======== Provided entries ========
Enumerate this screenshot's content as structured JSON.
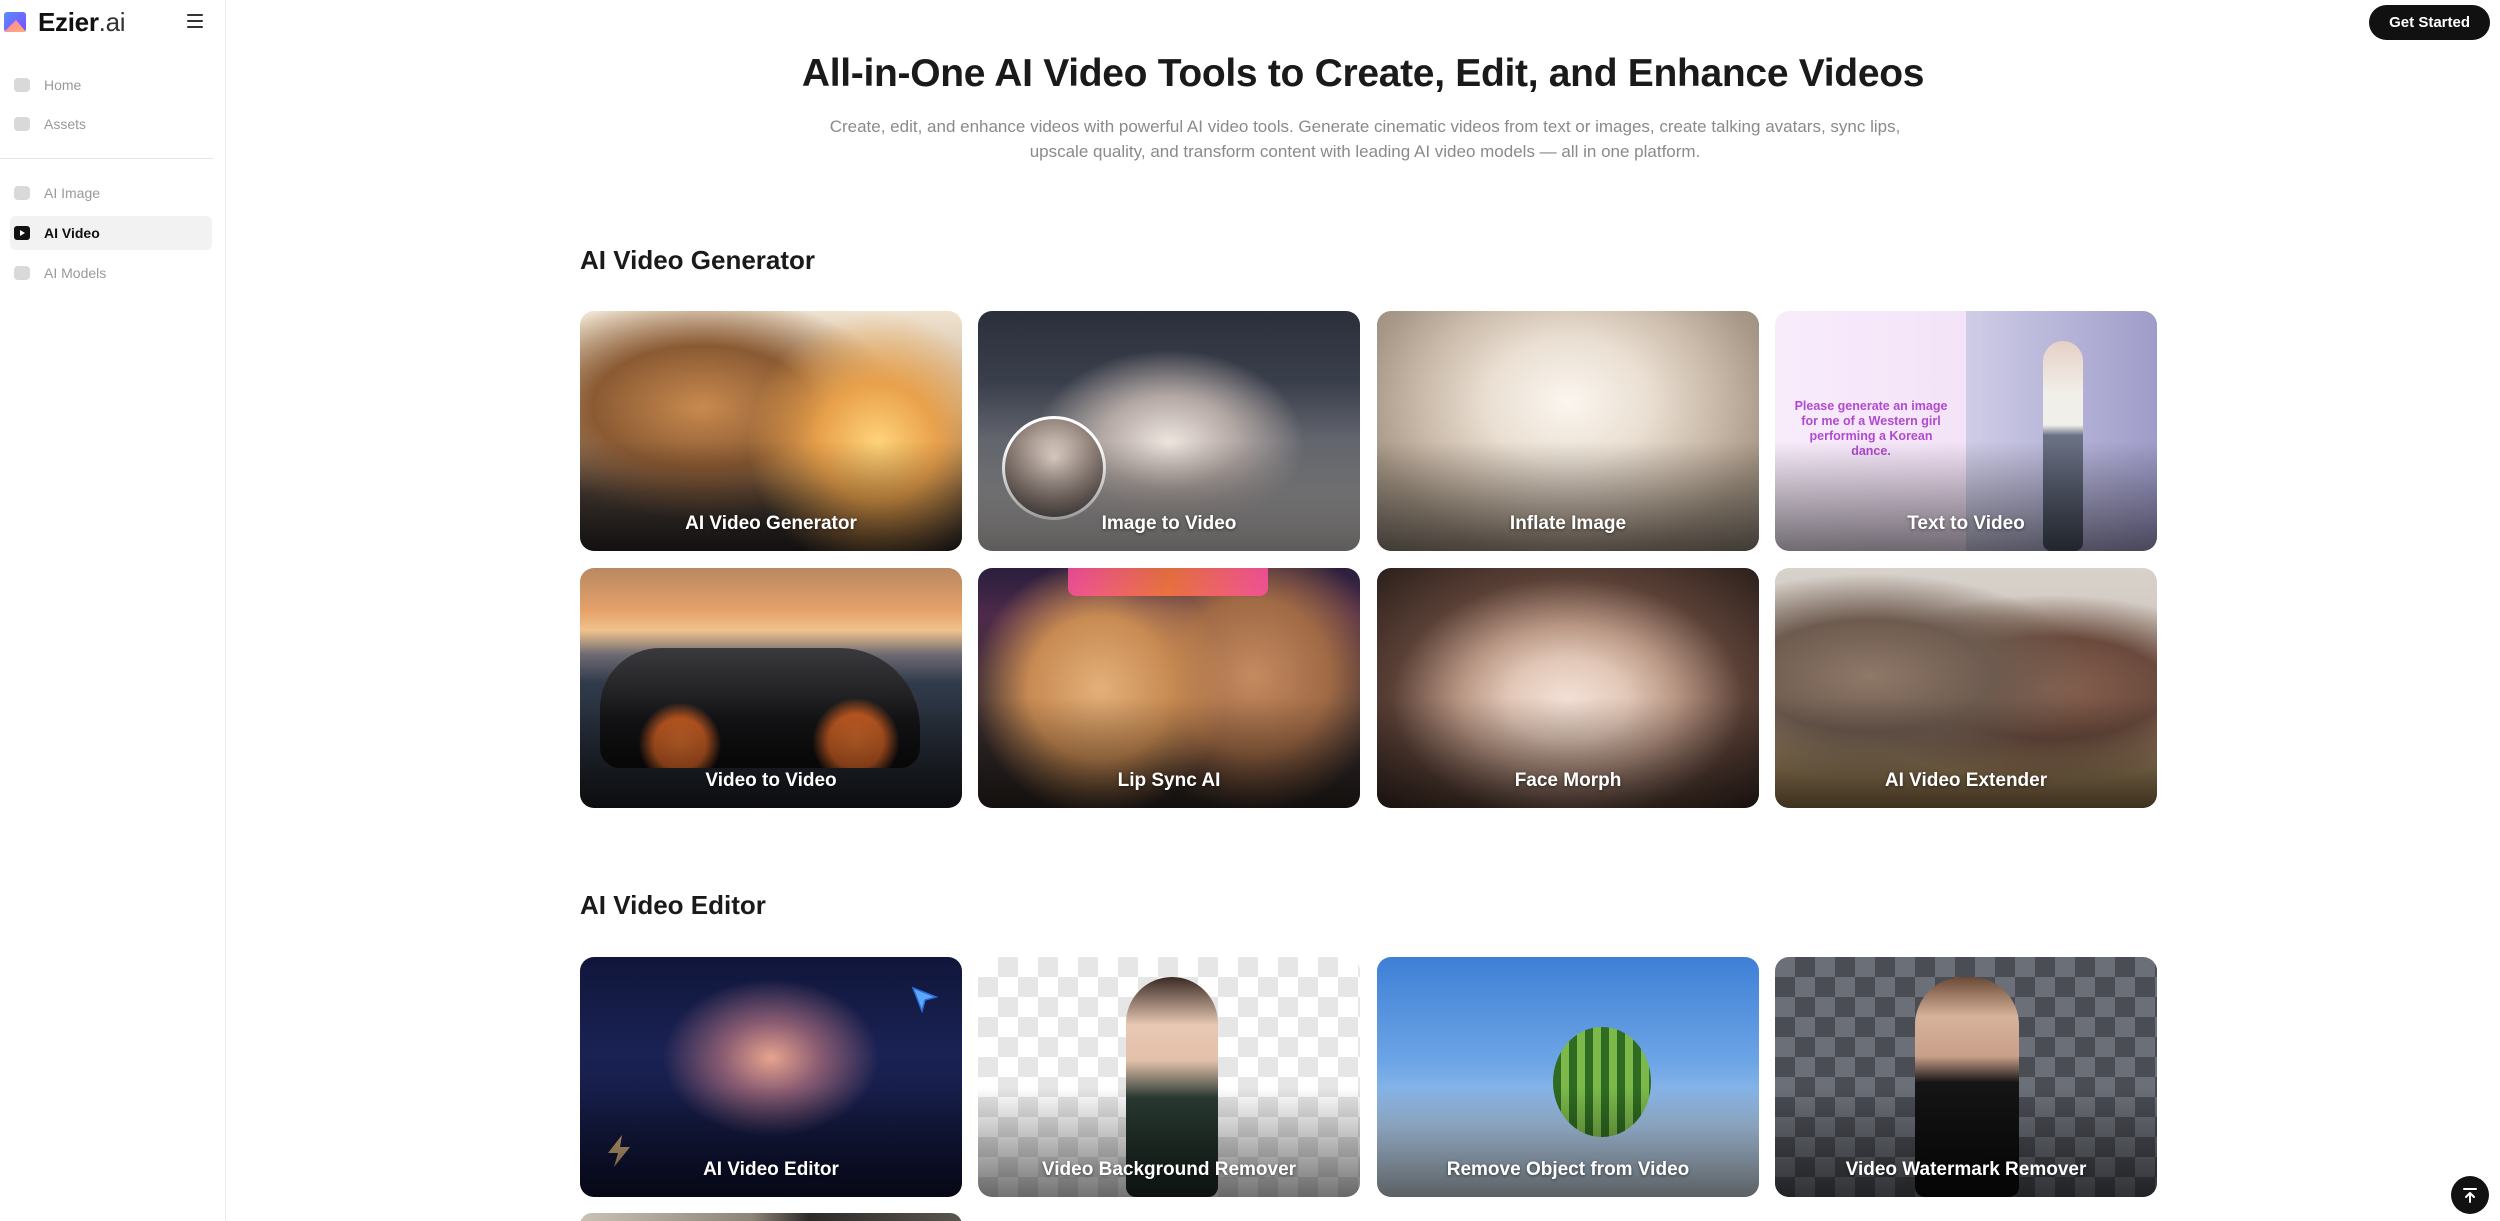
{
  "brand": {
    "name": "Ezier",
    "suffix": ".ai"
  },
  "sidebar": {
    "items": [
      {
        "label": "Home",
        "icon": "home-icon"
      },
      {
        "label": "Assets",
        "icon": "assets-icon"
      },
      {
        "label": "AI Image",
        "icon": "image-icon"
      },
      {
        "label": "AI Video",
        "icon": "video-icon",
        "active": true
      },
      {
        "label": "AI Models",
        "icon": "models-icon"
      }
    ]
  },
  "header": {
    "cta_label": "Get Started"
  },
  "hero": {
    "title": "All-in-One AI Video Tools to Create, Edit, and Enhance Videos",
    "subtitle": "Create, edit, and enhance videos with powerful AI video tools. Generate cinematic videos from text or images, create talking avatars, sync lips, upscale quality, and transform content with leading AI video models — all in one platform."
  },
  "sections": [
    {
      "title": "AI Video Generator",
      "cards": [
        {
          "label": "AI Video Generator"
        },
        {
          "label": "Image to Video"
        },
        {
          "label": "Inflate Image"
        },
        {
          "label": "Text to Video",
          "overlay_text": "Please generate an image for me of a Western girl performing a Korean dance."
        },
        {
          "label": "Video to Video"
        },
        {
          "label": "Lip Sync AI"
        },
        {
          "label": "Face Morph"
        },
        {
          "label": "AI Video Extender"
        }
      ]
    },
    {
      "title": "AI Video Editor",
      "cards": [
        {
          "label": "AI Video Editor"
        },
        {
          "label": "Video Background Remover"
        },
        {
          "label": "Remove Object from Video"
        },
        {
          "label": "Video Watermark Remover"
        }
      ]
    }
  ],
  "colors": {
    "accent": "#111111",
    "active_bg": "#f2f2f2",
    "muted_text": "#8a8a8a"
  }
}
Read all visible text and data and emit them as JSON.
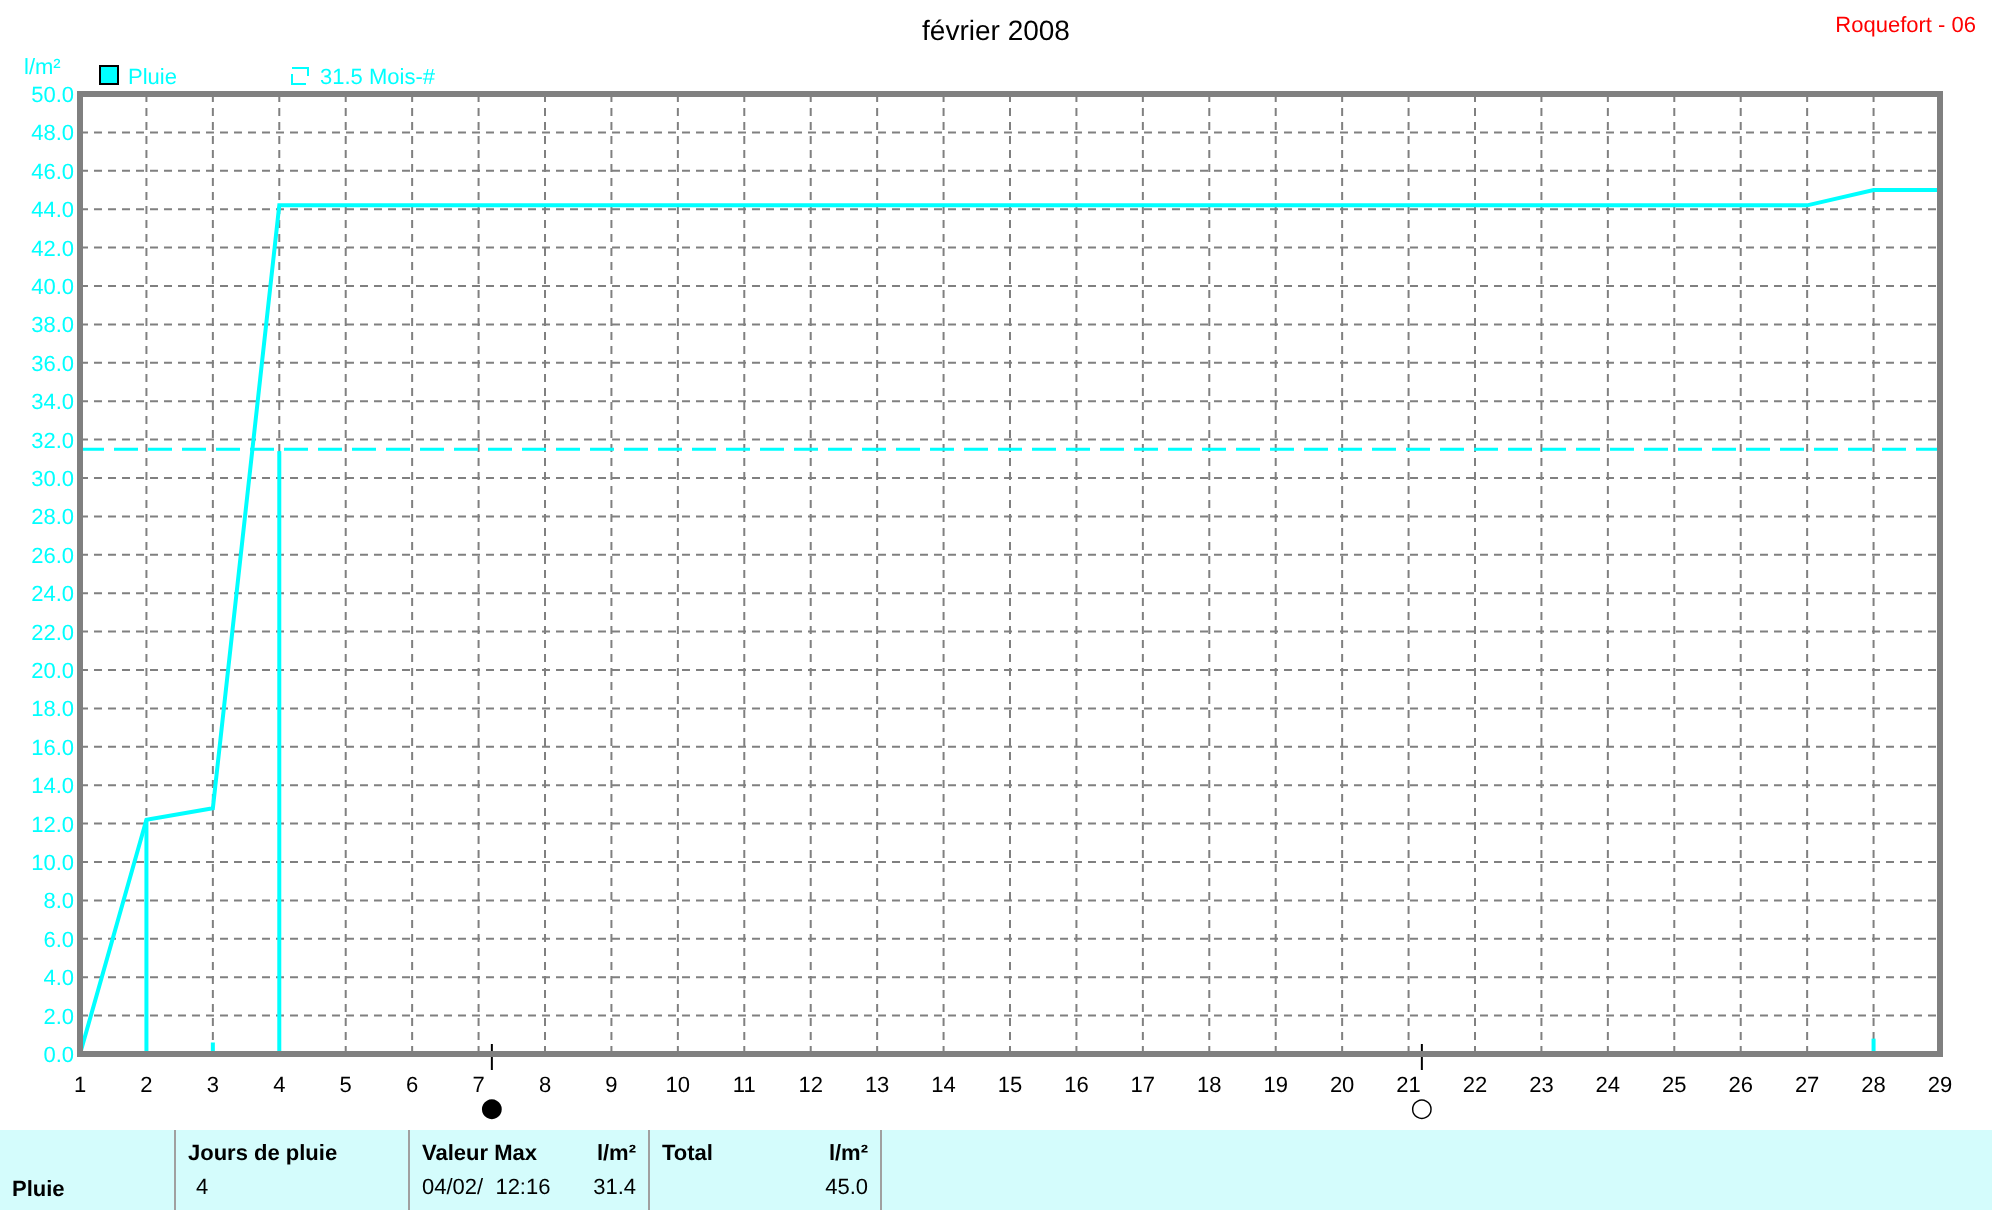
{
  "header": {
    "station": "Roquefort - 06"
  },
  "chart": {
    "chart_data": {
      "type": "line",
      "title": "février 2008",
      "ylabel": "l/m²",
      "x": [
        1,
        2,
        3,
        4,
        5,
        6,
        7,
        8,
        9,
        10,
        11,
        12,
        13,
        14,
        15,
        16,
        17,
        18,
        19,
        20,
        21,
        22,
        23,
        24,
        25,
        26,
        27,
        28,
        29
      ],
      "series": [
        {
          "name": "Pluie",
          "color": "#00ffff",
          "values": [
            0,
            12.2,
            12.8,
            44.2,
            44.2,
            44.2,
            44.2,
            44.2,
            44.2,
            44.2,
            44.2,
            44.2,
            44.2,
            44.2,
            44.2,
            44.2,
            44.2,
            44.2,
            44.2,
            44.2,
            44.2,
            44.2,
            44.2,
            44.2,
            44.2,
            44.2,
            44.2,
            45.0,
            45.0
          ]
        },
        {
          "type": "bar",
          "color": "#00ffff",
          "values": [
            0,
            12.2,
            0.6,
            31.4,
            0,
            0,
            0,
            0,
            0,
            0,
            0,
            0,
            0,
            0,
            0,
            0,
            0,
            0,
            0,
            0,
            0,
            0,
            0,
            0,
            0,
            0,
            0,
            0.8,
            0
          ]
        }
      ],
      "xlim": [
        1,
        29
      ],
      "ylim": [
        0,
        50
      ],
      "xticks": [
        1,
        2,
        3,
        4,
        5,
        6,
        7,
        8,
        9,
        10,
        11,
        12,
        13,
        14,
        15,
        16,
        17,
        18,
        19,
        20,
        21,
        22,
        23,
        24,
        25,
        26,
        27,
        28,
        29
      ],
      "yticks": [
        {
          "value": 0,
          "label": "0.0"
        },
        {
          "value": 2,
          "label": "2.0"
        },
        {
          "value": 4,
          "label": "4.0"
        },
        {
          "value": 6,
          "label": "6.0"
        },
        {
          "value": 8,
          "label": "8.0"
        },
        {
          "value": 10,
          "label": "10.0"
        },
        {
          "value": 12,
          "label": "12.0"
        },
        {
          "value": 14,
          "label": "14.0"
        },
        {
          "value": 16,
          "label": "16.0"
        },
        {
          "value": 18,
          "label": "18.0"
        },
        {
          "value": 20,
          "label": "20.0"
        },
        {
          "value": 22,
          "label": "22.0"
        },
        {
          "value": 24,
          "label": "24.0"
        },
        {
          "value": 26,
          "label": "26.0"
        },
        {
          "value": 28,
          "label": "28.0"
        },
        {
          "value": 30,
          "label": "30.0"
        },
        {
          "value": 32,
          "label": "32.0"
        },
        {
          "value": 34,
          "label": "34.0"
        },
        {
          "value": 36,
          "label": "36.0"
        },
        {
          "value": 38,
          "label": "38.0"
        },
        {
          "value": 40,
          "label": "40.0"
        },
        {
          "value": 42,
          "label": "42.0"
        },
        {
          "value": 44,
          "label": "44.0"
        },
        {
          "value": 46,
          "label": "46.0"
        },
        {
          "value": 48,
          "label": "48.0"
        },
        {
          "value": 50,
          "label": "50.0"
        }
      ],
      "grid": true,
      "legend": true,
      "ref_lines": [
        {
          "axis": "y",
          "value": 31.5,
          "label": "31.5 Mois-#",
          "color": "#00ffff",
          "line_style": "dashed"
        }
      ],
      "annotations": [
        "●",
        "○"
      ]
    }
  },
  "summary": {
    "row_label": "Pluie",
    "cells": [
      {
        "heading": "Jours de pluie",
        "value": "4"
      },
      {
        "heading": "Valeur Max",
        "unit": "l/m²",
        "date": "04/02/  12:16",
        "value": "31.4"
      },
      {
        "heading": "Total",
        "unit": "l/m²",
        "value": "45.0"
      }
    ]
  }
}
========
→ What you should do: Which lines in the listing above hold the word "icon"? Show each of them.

→ Reply to the task:
        "icon": "home-icon"
        "icon": "assets-icon"
        "icon": "image-icon"
        "icon": "video-icon",
        "icon": "models-icon"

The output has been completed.